The rise around the edges is called the meniscus, like capillary action this is caused by the adhesion of the liquid molecules to the walls of the container. In a large bore tube like a test tube or graduated cylinder this pulls up the edge and creates a concave meniscus, in a smaller bore tube this actually pulls the liquid toward the top of the tube.
I work in a chemistry lab, typically, dangerous chemicals are marked with a red, yellow, or orange label. Hazardous is usually marked with an orange label.
Physics applied, sure, but not the physics we are acquainted with. There would be a wholly different set of rules that applied when everything existed in a single point - physicists are still honing in on what exactly these rules were. Note, however, that the idea of something happening "before" the Big Bang would be a bit of a misnomer: the Big Bang was when time itself started as well. The newly emerging Membrane Theory is offering some interesting possibilities regarding what was going on before the "Big Bang". If there is any truth to Membrane Theory (and there may be elements of it that help explain some weird things about gravity) then the big bang was the result of the collision of two previously existing universes. The collision doesn't happen as you might imagine. Universes are "membranes" at the quantum level, and alternate universes are all around us all the time.
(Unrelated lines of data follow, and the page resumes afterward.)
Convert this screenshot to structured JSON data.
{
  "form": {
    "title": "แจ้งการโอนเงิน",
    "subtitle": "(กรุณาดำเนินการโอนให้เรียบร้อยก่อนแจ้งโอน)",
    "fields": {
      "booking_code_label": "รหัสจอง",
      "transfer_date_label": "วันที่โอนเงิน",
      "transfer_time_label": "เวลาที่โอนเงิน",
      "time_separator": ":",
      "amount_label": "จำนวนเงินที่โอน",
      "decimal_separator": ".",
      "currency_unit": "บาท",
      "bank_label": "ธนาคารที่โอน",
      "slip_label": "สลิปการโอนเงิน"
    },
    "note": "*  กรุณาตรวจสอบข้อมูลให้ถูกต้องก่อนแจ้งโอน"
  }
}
Use wires that go between the bones to alow normal movement but also holds the bones in the disired position.
If you are failing in science, you will be ineligible to play basketball.